    buddy New Member

    I wish martial arts had been good for my difficult child, and others have had the experience I had. My son got so into the kicking and punching and really could not understand the values and self control aspects. He kicked for "practice " in school, stores , home and was really ramped up by it. I'd still try, when it works it's amazing. Just be ready to pull the plug even if he loves it, if things get worse. Mine too is not safe with hockey sticks, bats, tennis rackets, etc. Now at 15 he is showing better control in games.
    He did do well in a yoga class and I always wondered about Tai Chi (sp?).....could be a good alternative.
  13. KTMom91

    KTMom91 Well-Known Member

    Miss KT did very well with karate, largely because of the sensei. I called around and talked to several before deciding on the particular school, since I wanted a place that emphasized strength and control, not street fighting. She only used her karate at school once, with my permission, because a boy had been bullying her...the bullying stopped pretty quickly after that. She now holds a first degree black belt.

    If you're considering karate, call the schools in your area and find a sensei whose views are similar to yours in order to get what you want for your son. Some places are just street fighting or MMA type things which I felt was not appropriate with her hyperactivity and impulsivity.
  14. Welcome Mac.
    Lots of similarities to my difficult child too. Reading your intro, I am so grateful that my difficult child seems to have outgrown the spitting thing! He was a spitter for years....mostly when he was upset but also I think he did it as a self soothing activity. He would roll the saliva around in his mouth, spit it, that sort of thing. Glad that has stopped. Now he is back to thumb sucking.

    My son is also very intelligent (works above grade level on all subjects especially math) and a perfectionist. Perfectionism also is seen with his sporting activities. He is athletic but cannot stand to lose, gets very down in himself and teammates when things don't go well, argues with coaches, ref and umpires.

    My son is also very affectionate and at times inappropriately so. Now that he has a working diagnosis of early onset bipolar that part makes more sense to us.

    I agree with IC that your peaceful home is a GOOD thing for your son. I try to keep things as quiet and peaceful as I can and limit technology, noise, etc. But I am divorced and have shared custody. One of my son's biggest triggers is his poor sister who has really had it rough over the years. He blames her for everything that is wrong in his life and she has been the victim of his verbal and physical attacks for years (although protecting her has been a top priority, it is impossible 100% of the time.) So, from the "grass is always greener" perspective, I think that your son being an only child has some benefits.

    My son is doing much better on his current combo of medications but there are still daily challenges.

    It sounds like you are on the right track and I wish you all the best in the future!

    Hang in there, it is exhausting.

  15. Angela41

    Angela41 New Member

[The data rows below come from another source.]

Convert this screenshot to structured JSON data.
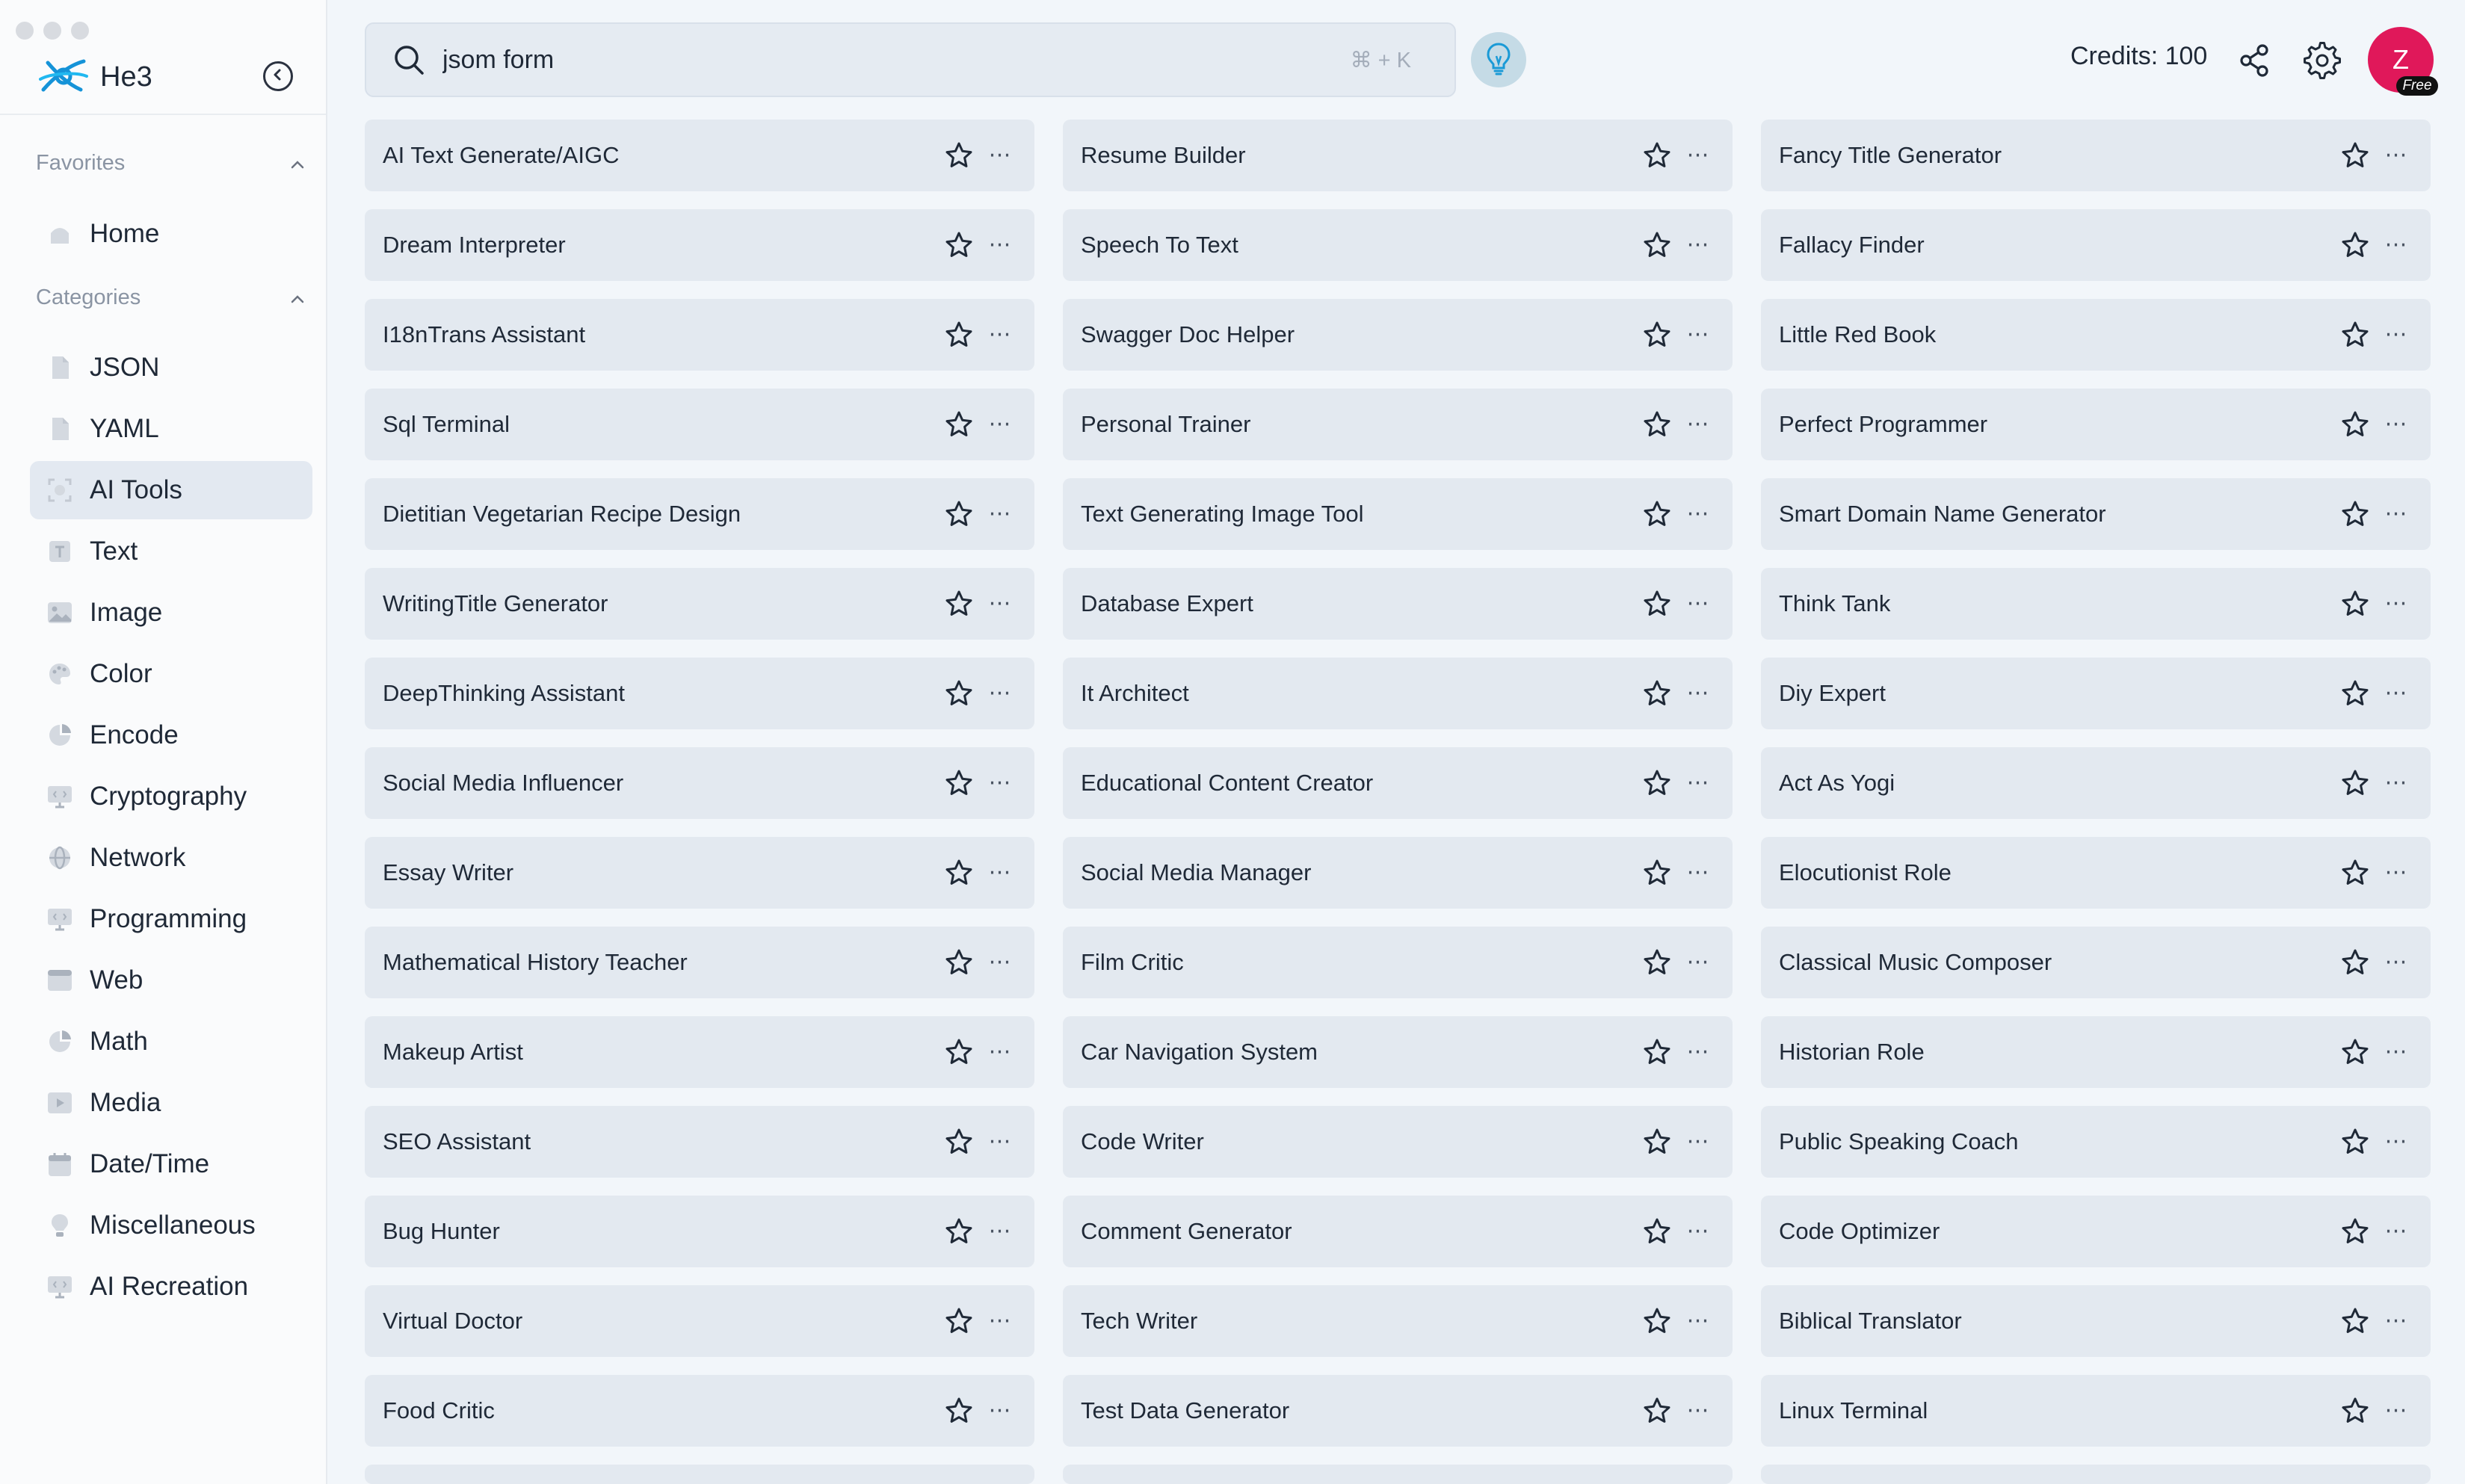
{
  "app": {
    "name": "He3"
  },
  "sidebar": {
    "favorites_label": "Favorites",
    "categories_label": "Categories",
    "favorites": [
      {
        "label": "Home",
        "icon": "home-icon"
      }
    ],
    "categories": [
      {
        "label": "JSON",
        "icon": "file-icon"
      },
      {
        "label": "YAML",
        "icon": "file-icon"
      },
      {
        "label": "AI Tools",
        "icon": "ai-tools-icon",
        "active": true
      },
      {
        "label": "Text",
        "icon": "text-icon"
      },
      {
        "label": "Image",
        "icon": "image-icon"
      },
      {
        "label": "Color",
        "icon": "palette-icon"
      },
      {
        "label": "Encode",
        "icon": "pie-icon"
      },
      {
        "label": "Cryptography",
        "icon": "monitor-icon"
      },
      {
        "label": "Network",
        "icon": "globe-icon"
      },
      {
        "label": "Programming",
        "icon": "monitor-icon"
      },
      {
        "label": "Web",
        "icon": "browser-icon"
      },
      {
        "label": "Math",
        "icon": "pie-icon"
      },
      {
        "label": "Media",
        "icon": "play-icon"
      },
      {
        "label": "Date/Time",
        "icon": "calendar-icon"
      },
      {
        "label": "Miscellaneous",
        "icon": "bulb-icon"
      },
      {
        "label": "AI Recreation",
        "icon": "monitor-icon"
      }
    ]
  },
  "search": {
    "value": "jsom form",
    "shortcut": "⌘ + K"
  },
  "header": {
    "credits": "Credits: 100",
    "avatar_letter": "Z",
    "plan_badge": "Free"
  },
  "colors": {
    "accent": "#e0185a",
    "card_bg": "#e3e9f0",
    "page_bg": "#f2f6fa"
  },
  "tools": [
    [
      "AI Text Generate/AIGC",
      "Resume Builder",
      "Fancy Title Generator"
    ],
    [
      "Dream Interpreter",
      "Speech To Text",
      "Fallacy Finder"
    ],
    [
      "I18nTrans Assistant",
      "Swagger Doc Helper",
      "Little Red Book"
    ],
    [
      "Sql Terminal",
      "Personal Trainer",
      "Perfect Programmer"
    ],
    [
      "Dietitian Vegetarian Recipe Design",
      "Text Generating Image Tool",
      "Smart Domain Name Generator"
    ],
    [
      "WritingTitle Generator",
      "Database Expert",
      "Think Tank"
    ],
    [
      "DeepThinking Assistant",
      "It Architect",
      "Diy Expert"
    ],
    [
      "Social Media Influencer",
      "Educational Content Creator",
      "Act As Yogi"
    ],
    [
      "Essay Writer",
      "Social Media Manager",
      "Elocutionist Role"
    ],
    [
      "Mathematical History Teacher",
      "Film Critic",
      "Classical Music Composer"
    ],
    [
      "Makeup Artist",
      "Car Navigation System",
      "Historian Role"
    ],
    [
      "SEO Assistant",
      "Code Writer",
      "Public Speaking Coach"
    ],
    [
      "Bug Hunter",
      "Comment Generator",
      "Code Optimizer"
    ],
    [
      "Virtual Doctor",
      "Tech Writer",
      "Biblical Translator"
    ],
    [
      "Food Critic",
      "Test Data Generator",
      "Linux Terminal"
    ]
  ]
}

    Just for the record, many/ most of your son's behaviors sound like my newly minted six year old boy at that age. My son has a probable anxiety problem and (possibly) mild ADD, combined with some lagging social skills and probable giftedness. The causes of his behavior (especially the anxiety) weren't apparent until he was 5 1/2 and his behavior improved drastically when he started kindergarten. I would take your son to a counselor who might specialize in "play therapy" (I.e. increase frustration tolerance and social skills building). Let him/her know your concerns and ask if a full psychiatric evaluation is warranted.
  16. Angela41

    Angela41 New Member

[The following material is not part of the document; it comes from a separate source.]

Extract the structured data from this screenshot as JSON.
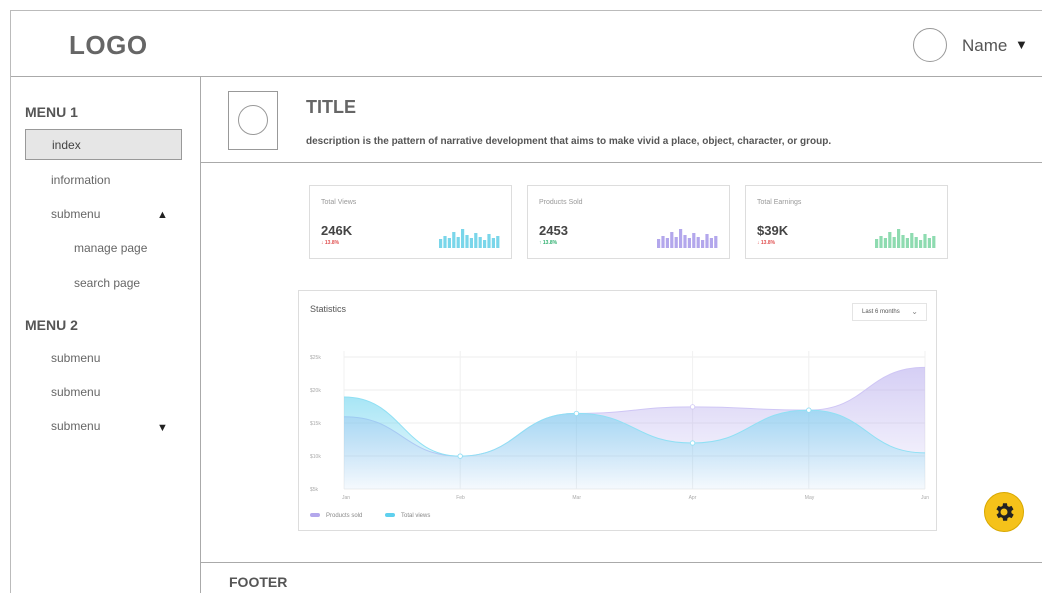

    Sorry, I missed the part where you are currently seeing an Occupational Therapist (OT), so scratch that:) If it helps, my son's emotional regulation has improved so much recently- but he was going on six before we exhaled. It's very possible that this will get much better for you in the next year or so.